### WHAT YOU HAVE TO DO
Every single line below has to be printed once more, exactly.

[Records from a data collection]
----

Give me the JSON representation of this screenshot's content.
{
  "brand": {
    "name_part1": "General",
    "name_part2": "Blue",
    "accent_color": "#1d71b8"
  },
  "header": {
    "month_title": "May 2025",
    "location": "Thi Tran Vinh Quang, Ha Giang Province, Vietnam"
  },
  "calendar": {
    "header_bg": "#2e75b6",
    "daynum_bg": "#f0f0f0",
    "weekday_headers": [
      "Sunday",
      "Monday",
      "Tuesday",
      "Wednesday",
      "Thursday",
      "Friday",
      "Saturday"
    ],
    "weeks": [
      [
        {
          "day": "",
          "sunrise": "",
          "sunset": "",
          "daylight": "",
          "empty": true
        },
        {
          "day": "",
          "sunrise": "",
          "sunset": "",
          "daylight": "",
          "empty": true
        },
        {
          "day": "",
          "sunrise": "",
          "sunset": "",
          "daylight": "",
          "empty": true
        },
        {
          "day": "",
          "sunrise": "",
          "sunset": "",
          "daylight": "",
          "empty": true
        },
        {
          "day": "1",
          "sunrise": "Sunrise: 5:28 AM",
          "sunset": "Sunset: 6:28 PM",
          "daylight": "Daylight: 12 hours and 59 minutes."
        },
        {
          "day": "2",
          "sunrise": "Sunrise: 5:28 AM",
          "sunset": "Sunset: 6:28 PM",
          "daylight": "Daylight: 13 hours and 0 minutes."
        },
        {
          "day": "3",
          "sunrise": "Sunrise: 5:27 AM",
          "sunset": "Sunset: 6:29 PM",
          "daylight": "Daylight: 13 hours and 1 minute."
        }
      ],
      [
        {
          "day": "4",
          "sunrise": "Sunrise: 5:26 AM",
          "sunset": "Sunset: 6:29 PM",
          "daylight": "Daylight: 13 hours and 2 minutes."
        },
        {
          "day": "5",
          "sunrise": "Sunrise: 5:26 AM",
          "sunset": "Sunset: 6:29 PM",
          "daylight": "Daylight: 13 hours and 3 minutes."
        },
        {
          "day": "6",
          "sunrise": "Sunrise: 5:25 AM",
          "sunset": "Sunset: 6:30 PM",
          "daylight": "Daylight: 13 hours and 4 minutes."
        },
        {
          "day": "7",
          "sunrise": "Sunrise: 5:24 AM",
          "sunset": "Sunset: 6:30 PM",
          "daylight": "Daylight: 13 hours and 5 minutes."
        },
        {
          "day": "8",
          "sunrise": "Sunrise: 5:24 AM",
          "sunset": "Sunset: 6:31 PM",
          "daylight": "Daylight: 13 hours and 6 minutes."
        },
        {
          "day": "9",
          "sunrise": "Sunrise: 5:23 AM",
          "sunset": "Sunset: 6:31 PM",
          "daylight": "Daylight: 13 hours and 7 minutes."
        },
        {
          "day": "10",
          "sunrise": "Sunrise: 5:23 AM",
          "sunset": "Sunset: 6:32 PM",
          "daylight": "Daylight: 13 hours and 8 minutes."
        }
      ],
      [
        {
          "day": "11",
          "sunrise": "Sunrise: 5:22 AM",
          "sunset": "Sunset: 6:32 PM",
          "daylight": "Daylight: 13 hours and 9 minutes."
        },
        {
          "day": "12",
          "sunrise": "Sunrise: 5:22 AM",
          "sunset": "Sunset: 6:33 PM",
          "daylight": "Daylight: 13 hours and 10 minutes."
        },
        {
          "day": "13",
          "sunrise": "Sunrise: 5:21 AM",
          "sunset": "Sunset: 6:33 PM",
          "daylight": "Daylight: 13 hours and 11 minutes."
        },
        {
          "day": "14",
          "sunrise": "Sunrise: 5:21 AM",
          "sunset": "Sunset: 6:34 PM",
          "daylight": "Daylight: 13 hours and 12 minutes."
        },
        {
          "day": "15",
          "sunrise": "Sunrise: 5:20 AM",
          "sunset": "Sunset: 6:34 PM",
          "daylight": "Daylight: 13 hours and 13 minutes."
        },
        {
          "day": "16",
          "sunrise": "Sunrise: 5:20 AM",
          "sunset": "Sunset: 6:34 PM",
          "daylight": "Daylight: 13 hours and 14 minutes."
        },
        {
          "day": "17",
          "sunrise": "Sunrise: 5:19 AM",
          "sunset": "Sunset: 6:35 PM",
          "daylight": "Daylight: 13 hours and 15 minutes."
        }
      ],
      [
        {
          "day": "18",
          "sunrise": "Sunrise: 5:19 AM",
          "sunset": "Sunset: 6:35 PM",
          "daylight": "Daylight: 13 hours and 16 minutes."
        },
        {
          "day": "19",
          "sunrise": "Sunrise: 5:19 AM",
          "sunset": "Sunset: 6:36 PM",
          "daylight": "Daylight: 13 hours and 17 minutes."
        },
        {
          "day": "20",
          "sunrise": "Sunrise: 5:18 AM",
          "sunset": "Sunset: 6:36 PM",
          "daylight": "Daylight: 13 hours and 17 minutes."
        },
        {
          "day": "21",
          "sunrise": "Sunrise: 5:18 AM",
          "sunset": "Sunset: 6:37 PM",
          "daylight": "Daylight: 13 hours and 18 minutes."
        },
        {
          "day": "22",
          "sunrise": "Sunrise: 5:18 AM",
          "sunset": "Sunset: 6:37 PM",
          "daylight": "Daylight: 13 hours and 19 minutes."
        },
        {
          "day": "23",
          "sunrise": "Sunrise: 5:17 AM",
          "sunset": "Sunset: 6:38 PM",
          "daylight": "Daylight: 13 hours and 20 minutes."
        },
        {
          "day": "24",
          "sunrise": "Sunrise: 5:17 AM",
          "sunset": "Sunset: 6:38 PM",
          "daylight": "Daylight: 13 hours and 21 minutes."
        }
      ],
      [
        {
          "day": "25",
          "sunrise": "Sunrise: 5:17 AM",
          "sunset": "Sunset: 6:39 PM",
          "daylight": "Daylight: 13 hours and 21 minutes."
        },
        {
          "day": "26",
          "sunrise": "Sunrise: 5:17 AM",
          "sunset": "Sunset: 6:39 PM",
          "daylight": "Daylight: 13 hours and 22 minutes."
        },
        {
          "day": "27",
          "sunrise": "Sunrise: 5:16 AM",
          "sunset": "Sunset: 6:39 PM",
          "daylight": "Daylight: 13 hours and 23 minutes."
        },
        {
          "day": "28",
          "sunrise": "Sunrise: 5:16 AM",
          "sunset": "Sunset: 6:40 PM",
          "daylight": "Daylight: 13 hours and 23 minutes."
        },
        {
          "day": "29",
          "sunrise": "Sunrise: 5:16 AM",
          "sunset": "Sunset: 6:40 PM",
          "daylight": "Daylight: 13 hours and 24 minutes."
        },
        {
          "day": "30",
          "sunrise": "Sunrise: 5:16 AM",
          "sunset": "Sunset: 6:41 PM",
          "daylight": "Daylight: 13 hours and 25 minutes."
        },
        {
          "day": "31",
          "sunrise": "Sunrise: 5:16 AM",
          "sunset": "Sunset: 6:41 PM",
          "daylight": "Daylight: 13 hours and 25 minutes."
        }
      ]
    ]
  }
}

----

### OUTPUT BELOW
Give me the JSON representation of this screenshot's content.
{
  "brand": {
    "name_part1": "General",
    "name_part2": "Blue",
    "accent_color": "#1d71b8"
  },
  "header": {
    "month_title": "May 2025",
    "location": "Thi Tran Vinh Quang, Ha Giang Province, Vietnam"
  },
  "calendar": {
    "header_bg": "#2e75b6",
    "daynum_bg": "#f0f0f0",
    "weekday_headers": [
      "Sunday",
      "Monday",
      "Tuesday",
      "Wednesday",
      "Thursday",
      "Friday",
      "Saturday"
    ],
    "weeks": [
      [
        {
          "day": "",
          "sunrise": "",
          "sunset": "",
          "daylight": "",
          "empty": true
        },
        {
          "day": "",
          "sunrise": "",
          "sunset": "",
          "daylight": "",
          "empty": true
        },
        {
          "day": "",
          "sunrise": "",
          "sunset": "",
          "daylight": "",
          "empty": true
        },
        {
          "day": "",
          "sunrise": "",
          "sunset": "",
          "daylight": "",
          "empty": true
        },
        {
          "day": "1",
          "sunrise": "Sunrise: 5:28 AM",
          "sunset": "Sunset: 6:28 PM",
          "daylight": "Daylight: 12 hours and 59 minutes."
        },
        {
          "day": "2",
          "sunrise": "Sunrise: 5:28 AM",
          "sunset": "Sunset: 6:28 PM",
          "daylight": "Daylight: 13 hours and 0 minutes."
        },
        {
          "day": "3",
          "sunrise": "Sunrise: 5:27 AM",
          "sunset": "Sunset: 6:29 PM",
          "daylight": "Daylight: 13 hours and 1 minute."
        }
      ],
      [
        {
          "day": "4",
          "sunrise": "Sunrise: 5:26 AM",
          "sunset": "Sunset: 6:29 PM",
          "daylight": "Daylight: 13 hours and 2 minutes."
        },
        {
          "day": "5",
          "sunrise": "Sunrise: 5:26 AM",
          "sunset": "Sunset: 6:29 PM",
          "daylight": "Daylight: 13 hours and 3 minutes."
        },
        {
          "day": "6",
          "sunrise": "Sunrise: 5:25 AM",
          "sunset": "Sunset: 6:30 PM",
          "daylight": "Daylight: 13 hours and 4 minutes."
        },
        {
          "day": "7",
          "sunrise": "Sunrise: 5:24 AM",
          "sunset": "Sunset: 6:30 PM",
          "daylight": "Daylight: 13 hours and 5 minutes."
        },
        {
          "day": "8",
          "sunrise": "Sunrise: 5:24 AM",
          "sunset": "Sunset: 6:31 PM",
          "daylight": "Daylight: 13 hours and 6 minutes."
        },
        {
          "day": "9",
          "sunrise": "Sunrise: 5:23 AM",
          "sunset": "Sunset: 6:31 PM",
          "daylight": "Daylight: 13 hours and 7 minutes."
        },
        {
          "day": "10",
          "sunrise": "Sunrise: 5:23 AM",
          "sunset": "Sunset: 6:32 PM",
          "daylight": "Daylight: 13 hours and 8 minutes."
        }
      ],
      [
        {
          "day": "11",
          "sunrise": "Sunrise: 5:22 AM",
          "sunset": "Sunset: 6:32 PM",
          "daylight": "Daylight: 13 hours and 9 minutes."
        },
        {
          "day": "12",
          "sunrise": "Sunrise: 5:22 AM",
          "sunset": "Sunset: 6:33 PM",
          "daylight": "Daylight: 13 hours and 10 minutes."
        },
        {
          "day": "13",
          "sunrise": "Sunrise: 5:21 AM",
          "sunset": "Sunset: 6:33 PM",
          "daylight": "Daylight: 13 hours and 11 minutes."
        },
        {
          "day": "14",
          "sunrise": "Sunrise: 5:21 AM",
          "sunset": "Sunset: 6:34 PM",
          "daylight": "Daylight: 13 hours and 12 minutes."
        },
        {
          "day": "15",
          "sunrise": "Sunrise: 5:20 AM",
          "sunset": "Sunset: 6:34 PM",
          "daylight": "Daylight: 13 hours and 13 minutes."
        },
        {
          "day": "16",
          "sunrise": "Sunrise: 5:20 AM",
          "sunset": "Sunset: 6:34 PM",
          "daylight": "Daylight: 13 hours and 14 minutes."
        },
        {
          "day": "17",
          "sunrise": "Sunrise: 5:19 AM",
          "sunset": "Sunset: 6:35 PM",
          "daylight": "Daylight: 13 hours and 15 minutes."
        }
      ],
      [
        {
          "day": "18",
          "sunrise": "Sunrise: 5:19 AM",
          "sunset": "Sunset: 6:35 PM",
          "daylight": "Daylight: 13 hours and 16 minutes."
        },
        {
          "day": "19",
          "sunrise": "Sunrise: 5:19 AM",
          "sunset": "Sunset: 6:36 PM",
          "daylight": "Daylight: 13 hours and 17 minutes."
        },
        {
          "day": "20",
          "sunrise": "Sunrise: 5:18 AM",
          "sunset": "Sunset: 6:36 PM",
          "daylight": "Daylight: 13 hours and 17 minutes."
        },
        {
          "day": "21",
          "sunrise": "Sunrise: 5:18 AM",
          "sunset": "Sunset: 6:37 PM",
          "daylight": "Daylight: 13 hours and 18 minutes."
        },
        {
          "day": "22",
          "sunrise": "Sunrise: 5:18 AM",
          "sunset": "Sunset: 6:37 PM",
          "daylight": "Daylight: 13 hours and 19 minutes."
        },
        {
          "day": "23",
          "sunrise": "Sunrise: 5:17 AM",
          "sunset": "Sunset: 6:38 PM",
          "daylight": "Daylight: 13 hours and 20 minutes."
        },
        {
          "day": "24",
          "sunrise": "Sunrise: 5:17 AM",
          "sunset": "Sunset: 6:38 PM",
          "daylight": "Daylight: 13 hours and 21 minutes."
        }
      ],
      [
        {
          "day": "25",
          "sunrise": "Sunrise: 5:17 AM",
          "sunset": "Sunset: 6:39 PM",
          "daylight": "Daylight: 13 hours and 21 minutes."
        },
        {
          "day": "26",
          "sunrise": "Sunrise: 5:17 AM",
          "sunset": "Sunset: 6:39 PM",
          "daylight": "Daylight: 13 hours and 22 minutes."
        },
        {
          "day": "27",
          "sunrise": "Sunrise: 5:16 AM",
          "sunset": "Sunset: 6:39 PM",
          "daylight": "Daylight: 13 hours and 23 minutes."
        },
        {
          "day": "28",
          "sunrise": "Sunrise: 5:16 AM",
          "sunset": "Sunset: 6:40 PM",
          "daylight": "Daylight: 13 hours and 23 minutes."
        },
        {
          "day": "29",
          "sunrise": "Sunrise: 5:16 AM",
          "sunset": "Sunset: 6:40 PM",
          "daylight": "Daylight: 13 hours and 24 minutes."
        },
        {
          "day": "30",
          "sunrise": "Sunrise: 5:16 AM",
          "sunset": "Sunset: 6:41 PM",
          "daylight": "Daylight: 13 hours and 25 minutes."
        },
        {
          "day": "31",
          "sunrise": "Sunrise: 5:16 AM",
          "sunset": "Sunset: 6:41 PM",
          "daylight": "Daylight: 13 hours and 25 minutes."
        }
      ]
    ]
  }
}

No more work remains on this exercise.